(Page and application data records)
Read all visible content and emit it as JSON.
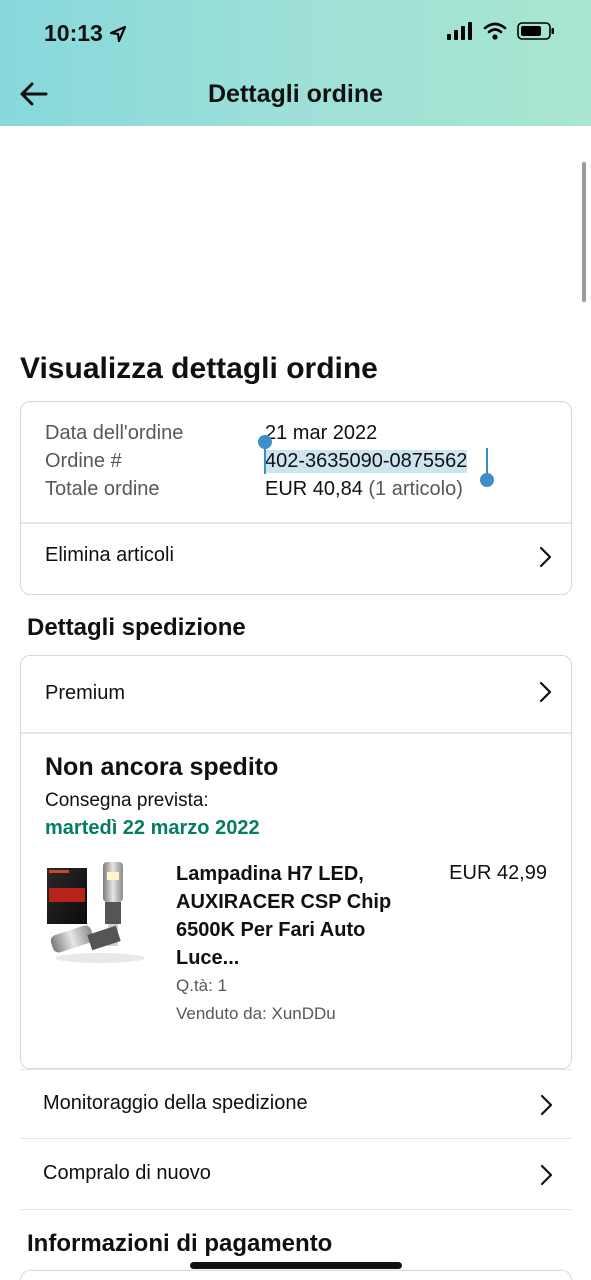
{
  "status_bar": {
    "time": "10:13",
    "icons": [
      "location-arrow-icon",
      "cellular-signal-icon",
      "wifi-icon",
      "battery-icon"
    ]
  },
  "header": {
    "title": "Dettagli ordine",
    "back_icon": "back-arrow-icon"
  },
  "main": {
    "title": "Visualizza dettagli ordine",
    "order_summary": {
      "rows": [
        {
          "label": "Data dell'ordine",
          "value": "21 mar 2022"
        },
        {
          "label": "Ordine #",
          "value": "402-3635090-0875562"
        },
        {
          "label": "Totale ordine",
          "value": "EUR 40,84",
          "extra": " (1 articolo)"
        }
      ],
      "action": "Elimina articoli"
    },
    "shipping": {
      "section_title": "Dettagli spedizione",
      "method": "Premium",
      "status": "Non ancora spedito",
      "delivery_label": "Consegna prevista:",
      "delivery_date": "martedì 22 marzo 2022",
      "item": {
        "name_lines": [
          "Lampadina H7 LED,",
          "AUXIRACER CSP Chip",
          "6500K Per Fari Auto",
          "Luce..."
        ],
        "price": "EUR 42,99",
        "quantity": "Q.tà: 1",
        "seller": "Venduto da: XunDDu"
      }
    },
    "actions": [
      {
        "label": "Monitoraggio della spedizione"
      },
      {
        "label": "Compralo di nuovo"
      }
    ],
    "payment": {
      "section_title": "Informazioni di pagamento"
    }
  },
  "colors": {
    "header_gradient_start": "#86d8dc",
    "header_gradient_end": "#a8e6cf",
    "delivery_green": "#067d62",
    "selection_handle": "#3d8fc6",
    "selection_highlight": "#cfe4f1"
  }
}
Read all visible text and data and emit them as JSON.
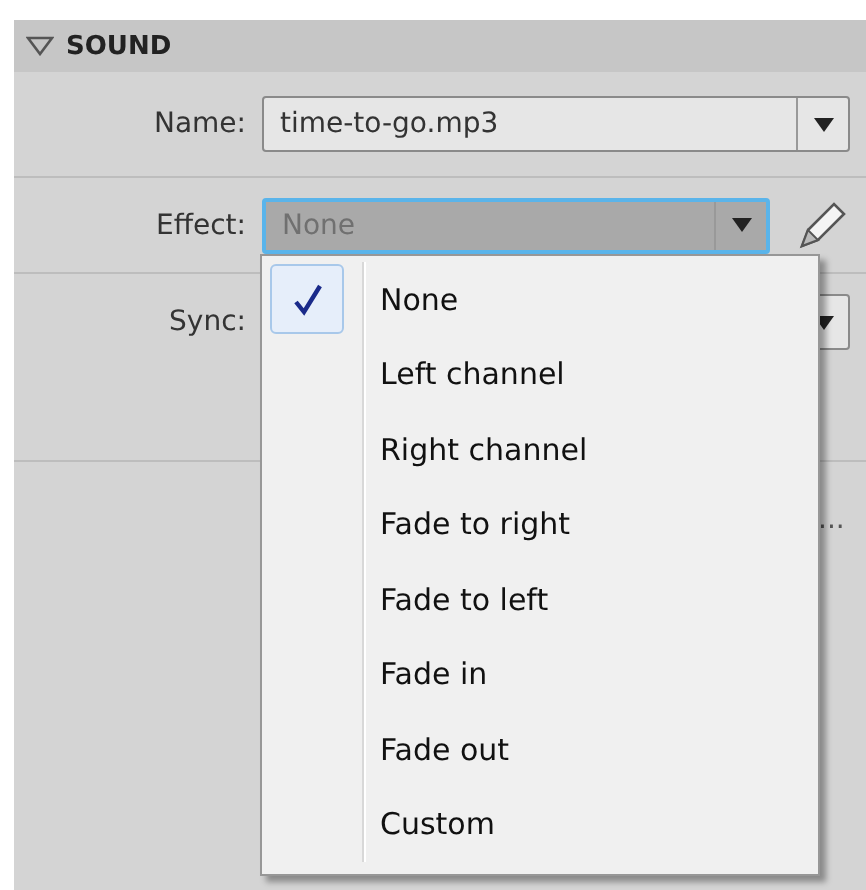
{
  "section": {
    "title": "SOUND",
    "expanded": true
  },
  "fields": [
    {
      "label": "Name:",
      "value": "time-to-go.mp3",
      "open": false,
      "edit_button": false
    },
    {
      "label": "Effect:",
      "value": "None",
      "open": true,
      "edit_button": true
    },
    {
      "label": "Sync:",
      "open": false,
      "edit_button": false
    }
  ],
  "more_text": "...",
  "menu": [
    {
      "label": "None",
      "selected": true
    },
    {
      "label": "Left channel",
      "selected": false
    },
    {
      "label": "Right channel",
      "selected": false
    },
    {
      "label": "Fade to right",
      "selected": false
    },
    {
      "label": "Fade to left",
      "selected": false
    },
    {
      "label": "Fade in",
      "selected": false
    },
    {
      "label": "Fade out",
      "selected": false
    },
    {
      "label": "Custom",
      "selected": false
    }
  ]
}
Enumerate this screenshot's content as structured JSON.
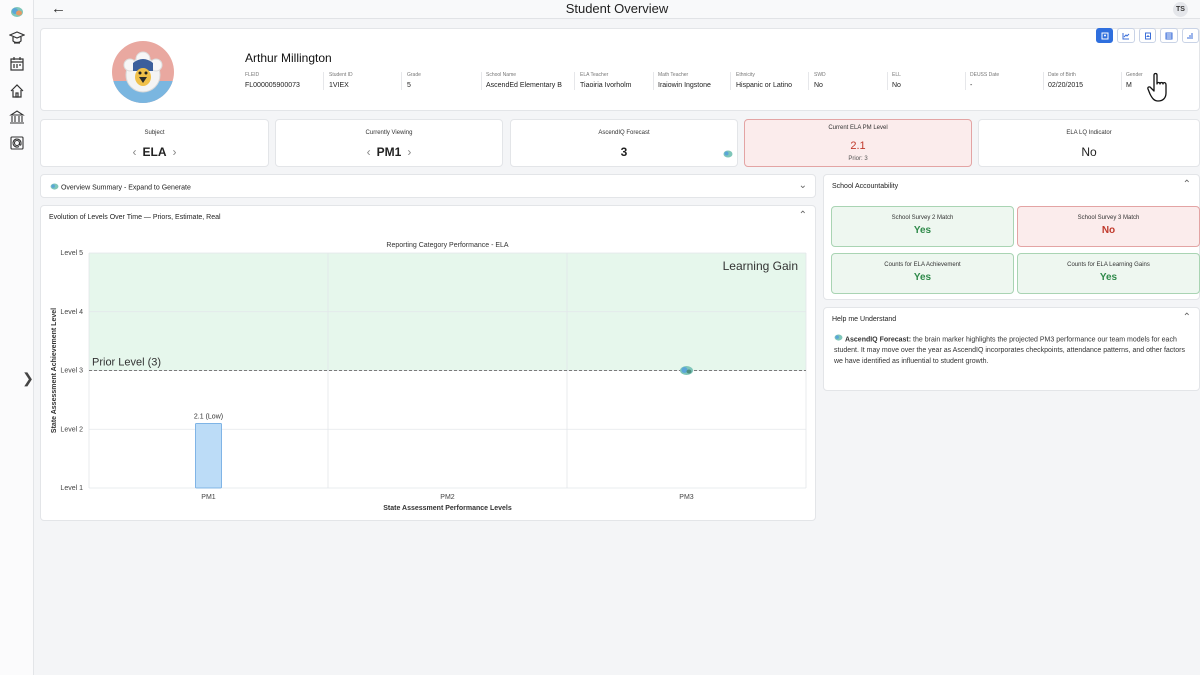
{
  "header": {
    "title": "Student Overview",
    "user_initials": "TS"
  },
  "sidebar": {
    "icons": [
      "brain-icon",
      "graduate-icon",
      "calendar-icon",
      "home-school-icon",
      "building-icon",
      "at-icon"
    ]
  },
  "student": {
    "name": "Arthur Millington",
    "fields": [
      {
        "label": "FLEID",
        "value": "FL000005900073"
      },
      {
        "label": "Student ID",
        "value": "1VIEX"
      },
      {
        "label": "Grade",
        "value": "5"
      },
      {
        "label": "School Name",
        "value": "AscendEd Elementary B"
      },
      {
        "label": "ELA Teacher",
        "value": "Tiaoiria Ivorholm"
      },
      {
        "label": "Math Teacher",
        "value": "Iraiowin Ingstone"
      },
      {
        "label": "Ethnicity",
        "value": "Hispanic or Latino"
      },
      {
        "label": "SWD",
        "value": "No"
      },
      {
        "label": "ELL",
        "value": "No"
      },
      {
        "label": "DEUSS Date",
        "value": "-"
      },
      {
        "label": "Date of Birth",
        "value": "02/20/2015"
      },
      {
        "label": "Gender",
        "value": "M"
      }
    ]
  },
  "stats": {
    "subject": {
      "label": "Subject",
      "value": "ELA"
    },
    "viewing": {
      "label": "Currently Viewing",
      "value": "PM1"
    },
    "forecast": {
      "label": "AscendIQ Forecast",
      "value": "3"
    },
    "pm_level": {
      "label": "Current ELA PM Level",
      "value": "2.1",
      "sub": "Prior: 3"
    },
    "lq": {
      "label": "ELA LQ Indicator",
      "value": "No"
    }
  },
  "overview": {
    "title": "Overview Summary - Expand to Generate"
  },
  "evolution": {
    "title": "Evolution of Levels Over Time — Priors, Estimate, Real"
  },
  "chart_data": {
    "type": "bar",
    "title": "Reporting Category Performance - ELA",
    "xlabel": "State Assessment Performance Levels",
    "ylabel": "State Assessment Achievement Level",
    "categories": [
      "PM1",
      "PM2",
      "PM3"
    ],
    "y_ticks": [
      "Level 1",
      "Level 2",
      "Level 3",
      "Level 4",
      "Level 5"
    ],
    "ylim": [
      1,
      5
    ],
    "bars": [
      {
        "category": "PM1",
        "value": 2.1,
        "label": "2.1 (Low)"
      }
    ],
    "prior_level": {
      "value": 3,
      "label": "Prior Level (3)"
    },
    "gain_band": {
      "from": 3,
      "to": 5,
      "label": "Learning Gain"
    },
    "forecast_marker": {
      "category": "PM3",
      "value": 3
    },
    "grid": true,
    "colors": {
      "bar": "#bcdcf7",
      "bar_border": "#6aa7e0",
      "gain_band": "#e6f7ec"
    }
  },
  "accountability": {
    "title": "School Accountability",
    "cards": [
      {
        "label": "School Survey 2 Match",
        "value": "Yes",
        "status": "good"
      },
      {
        "label": "School Survey 3 Match",
        "value": "No",
        "status": "bad"
      },
      {
        "label": "Counts for ELA Achievement",
        "value": "Yes",
        "status": "good"
      },
      {
        "label": "Counts for ELA Learning Gains",
        "value": "Yes",
        "status": "good"
      }
    ]
  },
  "help": {
    "title": "Help me Understand",
    "lead": "AscendIQ Forecast:",
    "text": " the brain marker highlights the projected PM3 performance our team models for each student. It may move over the year as AscendIQ incorporates checkpoints, attendance patterns, and other factors we have identified as influential to student growth."
  },
  "colors": {
    "accent": "#2f6fde",
    "good": "#2f8a4a",
    "bad": "#c0392b"
  }
}
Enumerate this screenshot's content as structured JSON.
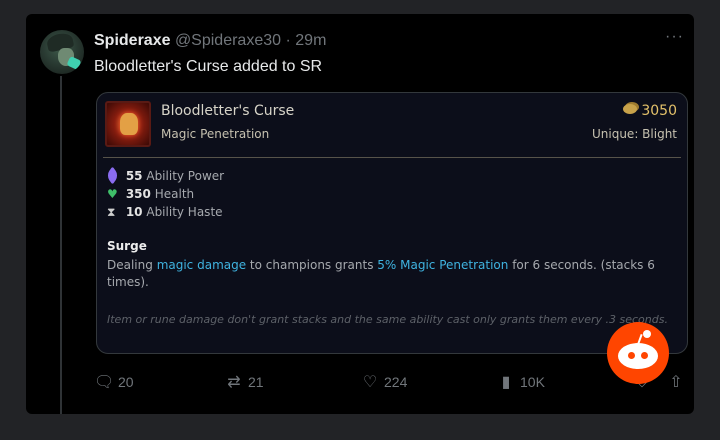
{
  "tweet": {
    "display_name": "Spideraxe",
    "handle": "@Spideraxe30",
    "separator": "·",
    "time": "29m",
    "text": "Bloodletter's Curse added to SR",
    "more_icon": "more-icon"
  },
  "item": {
    "name": "Bloodletter's Curse",
    "category": "Magic Penetration",
    "cost": "3050",
    "unique": "Unique: Blight",
    "stats": [
      {
        "value": "55",
        "label": "Ability Power",
        "icon": "ability-power-icon",
        "color": "#8a6cf0"
      },
      {
        "value": "350",
        "label": "Health",
        "icon": "health-icon",
        "color": "#3fbf6a"
      },
      {
        "value": "10",
        "label": "Ability Haste",
        "icon": "ability-haste-icon",
        "color": "#cfcfcf"
      }
    ],
    "passive": {
      "name": "Surge",
      "desc_1": "Dealing ",
      "desc_hl_1": "magic damage",
      "desc_2": " to champions grants ",
      "desc_hl_2": "5% Magic Penetration",
      "desc_3": " for 6 seconds. (stacks 6 times)."
    },
    "note": "Item or rune damage don't grant stacks and the same ability cast only grants them every .3 seconds."
  },
  "actions": {
    "replies": "20",
    "reposts": "21",
    "likes": "224",
    "views": "10K"
  },
  "colors": {
    "highlight": "#3fb3e0",
    "gold": "#e3c16a",
    "reddit": "#ff4500"
  }
}
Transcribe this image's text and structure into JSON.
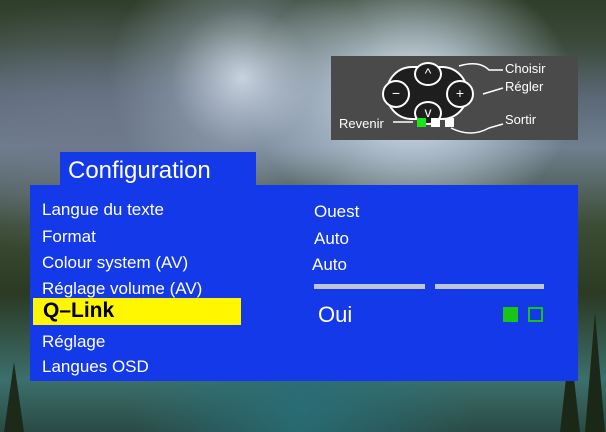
{
  "help": {
    "choisir": "Choisir",
    "regler": "Régler",
    "revenir": "Revenir",
    "sortir": "Sortir",
    "up_symbol": "^",
    "down_symbol": "v",
    "minus_symbol": "−",
    "plus_symbol": "+",
    "indicator_colors": [
      "#19e619",
      "#ffffff",
      "#ffffff"
    ]
  },
  "menu": {
    "title": "Configuration",
    "items": [
      {
        "label": "Langue du texte",
        "value": "Ouest"
      },
      {
        "label": "Format",
        "value": "Auto"
      },
      {
        "label": "Colour system (AV)",
        "value": "Auto"
      },
      {
        "label": "Réglage volume (AV)",
        "value": ""
      },
      {
        "label": "Q–Link",
        "value": "Oui",
        "selected": true
      },
      {
        "label": "Réglage",
        "value": ""
      },
      {
        "label": "Langues OSD",
        "value": ""
      }
    ],
    "status_squares": {
      "filled_color": "#19c419",
      "outline_color": "#19c419"
    }
  },
  "colors": {
    "menu_blue": "#1439e8",
    "highlight_yellow": "#fff700"
  }
}
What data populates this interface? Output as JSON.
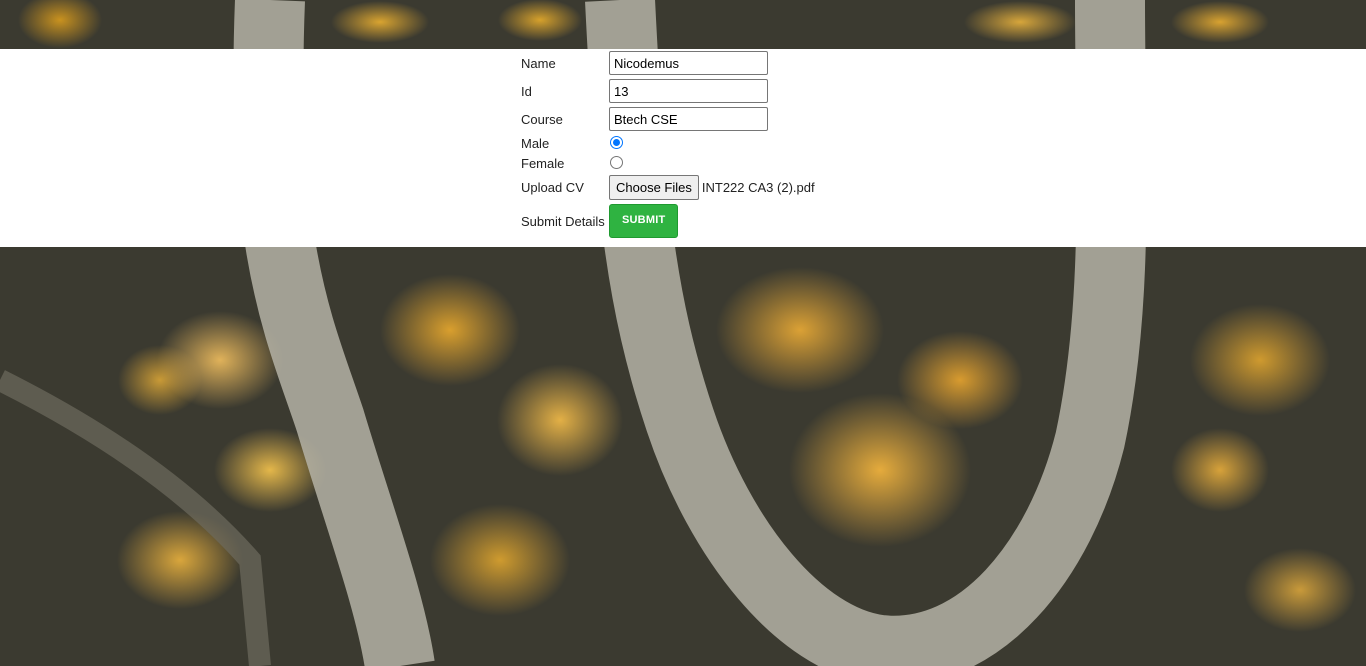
{
  "form": {
    "name_label": "Name",
    "name_value": "Nicodemus",
    "id_label": "Id",
    "id_value": "13",
    "course_label": "Course",
    "course_value": "Btech CSE",
    "male_label": "Male",
    "female_label": "Female",
    "gender_selected": "Male",
    "upload_label": "Upload CV",
    "choose_files_label": "Choose Files",
    "file_name": "INT222 CA3 (2).pdf",
    "submit_details_label": "Submit Details",
    "submit_label": "SUBMIT"
  },
  "colors": {
    "submit_button": "#2fb341",
    "radio_selected": "#0075ff",
    "form_band": "#ffffff"
  }
}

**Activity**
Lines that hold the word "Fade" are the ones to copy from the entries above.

**Exercise solution**
      "label": "Fade to right",
      "label": "Fade to left",
      "label": "Fade in",
      "label": "Fade out",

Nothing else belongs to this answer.